* **Work to be completed**: Down to the last line, repeat the entries exactly.

■ ■ ■ ■ ■ ■ ■

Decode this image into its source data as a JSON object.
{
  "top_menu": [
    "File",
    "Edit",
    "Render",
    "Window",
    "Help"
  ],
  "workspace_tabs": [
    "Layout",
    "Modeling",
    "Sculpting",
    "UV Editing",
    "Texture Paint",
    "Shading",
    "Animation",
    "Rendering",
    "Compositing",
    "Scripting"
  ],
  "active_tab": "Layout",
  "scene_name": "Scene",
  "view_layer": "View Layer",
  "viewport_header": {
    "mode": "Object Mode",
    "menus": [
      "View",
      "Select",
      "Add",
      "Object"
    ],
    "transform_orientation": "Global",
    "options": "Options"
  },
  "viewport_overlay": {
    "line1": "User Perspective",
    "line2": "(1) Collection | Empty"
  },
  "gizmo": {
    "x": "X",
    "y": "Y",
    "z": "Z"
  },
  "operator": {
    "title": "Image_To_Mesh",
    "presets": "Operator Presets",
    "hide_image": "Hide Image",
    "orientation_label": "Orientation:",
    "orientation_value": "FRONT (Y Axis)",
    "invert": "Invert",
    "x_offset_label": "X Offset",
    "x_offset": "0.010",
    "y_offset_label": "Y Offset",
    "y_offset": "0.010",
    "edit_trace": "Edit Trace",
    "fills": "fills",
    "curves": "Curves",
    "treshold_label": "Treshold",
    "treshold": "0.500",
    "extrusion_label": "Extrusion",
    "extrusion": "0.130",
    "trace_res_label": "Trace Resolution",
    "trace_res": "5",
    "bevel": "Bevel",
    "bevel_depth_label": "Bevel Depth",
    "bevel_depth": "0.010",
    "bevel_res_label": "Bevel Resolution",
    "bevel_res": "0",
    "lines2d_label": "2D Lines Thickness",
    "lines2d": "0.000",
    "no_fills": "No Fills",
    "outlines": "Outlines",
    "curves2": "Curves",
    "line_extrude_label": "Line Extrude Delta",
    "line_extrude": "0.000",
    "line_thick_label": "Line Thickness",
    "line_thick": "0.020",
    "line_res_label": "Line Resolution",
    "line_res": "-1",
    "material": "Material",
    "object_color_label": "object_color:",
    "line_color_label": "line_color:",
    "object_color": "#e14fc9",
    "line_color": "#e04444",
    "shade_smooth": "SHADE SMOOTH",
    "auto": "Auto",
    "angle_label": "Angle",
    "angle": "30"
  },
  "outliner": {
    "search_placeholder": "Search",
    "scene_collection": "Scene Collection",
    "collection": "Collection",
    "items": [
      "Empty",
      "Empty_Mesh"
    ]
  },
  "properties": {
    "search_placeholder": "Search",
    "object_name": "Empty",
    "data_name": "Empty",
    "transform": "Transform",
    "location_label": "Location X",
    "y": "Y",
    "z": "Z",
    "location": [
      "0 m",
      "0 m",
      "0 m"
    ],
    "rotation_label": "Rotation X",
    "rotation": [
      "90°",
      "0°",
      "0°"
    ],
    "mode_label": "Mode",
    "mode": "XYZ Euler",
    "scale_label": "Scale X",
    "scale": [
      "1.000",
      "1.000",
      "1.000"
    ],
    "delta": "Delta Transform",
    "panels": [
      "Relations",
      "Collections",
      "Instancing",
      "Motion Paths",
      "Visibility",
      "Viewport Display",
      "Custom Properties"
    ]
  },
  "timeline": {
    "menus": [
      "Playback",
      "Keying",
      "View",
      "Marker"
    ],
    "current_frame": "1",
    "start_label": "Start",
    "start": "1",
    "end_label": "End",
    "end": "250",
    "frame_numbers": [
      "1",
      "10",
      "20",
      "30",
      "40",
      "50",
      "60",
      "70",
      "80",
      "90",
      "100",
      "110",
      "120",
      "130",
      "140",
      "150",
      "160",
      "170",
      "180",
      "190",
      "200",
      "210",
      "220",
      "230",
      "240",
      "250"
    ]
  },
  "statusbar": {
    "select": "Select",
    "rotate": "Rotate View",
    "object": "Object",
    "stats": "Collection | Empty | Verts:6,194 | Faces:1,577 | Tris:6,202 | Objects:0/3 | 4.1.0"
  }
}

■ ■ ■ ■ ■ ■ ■

* **Exercise result**:
Decode this image into its source data as a JSON object.
{
  "top_menu": [
    "File",
    "Edit",
    "Render",
    "Window",
    "Help"
  ],
  "workspace_tabs": [
    "Layout",
    "Modeling",
    "Sculpting",
    "UV Editing",
    "Texture Paint",
    "Shading",
    "Animation",
    "Rendering",
    "Compositing",
    "Scripting"
  ],
  "active_tab": "Layout",
  "scene_name": "Scene",
  "view_layer": "View Layer",
  "viewport_header": {
    "mode": "Object Mode",
    "menus": [
      "View",
      "Select",
      "Add",
      "Object"
    ],
    "transform_orientation": "Global",
    "options": "Options"
  },
  "viewport_overlay": {
    "line1": "User Perspective",
    "line2": "(1) Collection | Empty"
  },
  "gizmo": {
    "x": "X",
    "y": "Y",
    "z": "Z"
  },
  "operator": {
    "title": "Image_To_Mesh",
    "presets": "Operator Presets",
    "hide_image": "Hide Image",
    "orientation_label": "Orientation:",
    "orientation_value": "FRONT (Y Axis)",
    "invert": "Invert",
    "x_offset_label": "X Offset",
    "x_offset": "0.010",
    "y_offset_label": "Y Offset",
    "y_offset": "0.010",
    "edit_trace": "Edit Trace",
    "fills": "fills",
    "curves": "Curves",
    "treshold_label": "Treshold",
    "treshold": "0.500",
    "extrusion_label": "Extrusion",
    "extrusion": "0.130",
    "trace_res_label": "Trace Resolution",
    "trace_res": "5",
    "bevel": "Bevel",
    "bevel_depth_label": "Bevel Depth",
    "bevel_depth": "0.010",
    "bevel_res_label": "Bevel Resolution",
    "bevel_res": "0",
    "lines2d_label": "2D Lines Thickness",
    "lines2d": "0.000",
    "no_fills": "No Fills",
    "outlines": "Outlines",
    "curves2": "Curves",
    "line_extrude_label": "Line Extrude Delta",
    "line_extrude": "0.000",
    "line_thick_label": "Line Thickness",
    "line_thick": "0.020",
    "line_res_label": "Line Resolution",
    "line_res": "-1",
    "material": "Material",
    "object_color_label": "object_color:",
    "line_color_label": "line_color:",
    "object_color": "#e14fc9",
    "line_color": "#e04444",
    "shade_smooth": "SHADE SMOOTH",
    "auto": "Auto",
    "angle_label": "Angle",
    "angle": "30"
  },
  "outliner": {
    "search_placeholder": "Search",
    "scene_collection": "Scene Collection",
    "collection": "Collection",
    "items": [
      "Empty",
      "Empty_Mesh"
    ]
  },
  "properties": {
    "search_placeholder": "Search",
    "object_name": "Empty",
    "data_name": "Empty",
    "transform": "Transform",
    "location_label": "Location X",
    "y": "Y",
    "z": "Z",
    "location": [
      "0 m",
      "0 m",
      "0 m"
    ],
    "rotation_label": "Rotation X",
    "rotation": [
      "90°",
      "0°",
      "0°"
    ],
    "mode_label": "Mode",
    "mode": "XYZ Euler",
    "scale_label": "Scale X",
    "scale": [
      "1.000",
      "1.000",
      "1.000"
    ],
    "delta": "Delta Transform",
    "panels": [
      "Relations",
      "Collections",
      "Instancing",
      "Motion Paths",
      "Visibility",
      "Viewport Display",
      "Custom Properties"
    ]
  },
  "timeline": {
    "menus": [
      "Playback",
      "Keying",
      "View",
      "Marker"
    ],
    "current_frame": "1",
    "start_label": "Start",
    "start": "1",
    "end_label": "End",
    "end": "250",
    "frame_numbers": [
      "1",
      "10",
      "20",
      "30",
      "40",
      "50",
      "60",
      "70",
      "80",
      "90",
      "100",
      "110",
      "120",
      "130",
      "140",
      "150",
      "160",
      "170",
      "180",
      "190",
      "200",
      "210",
      "220",
      "230",
      "240",
      "250"
    ]
  },
  "statusbar": {
    "select": "Select",
    "rotate": "Rotate View",
    "object": "Object",
    "stats": "Collection | Empty | Verts:6,194 | Faces:1,577 | Tris:6,202 | Objects:0/3 | 4.1.0"
  }
}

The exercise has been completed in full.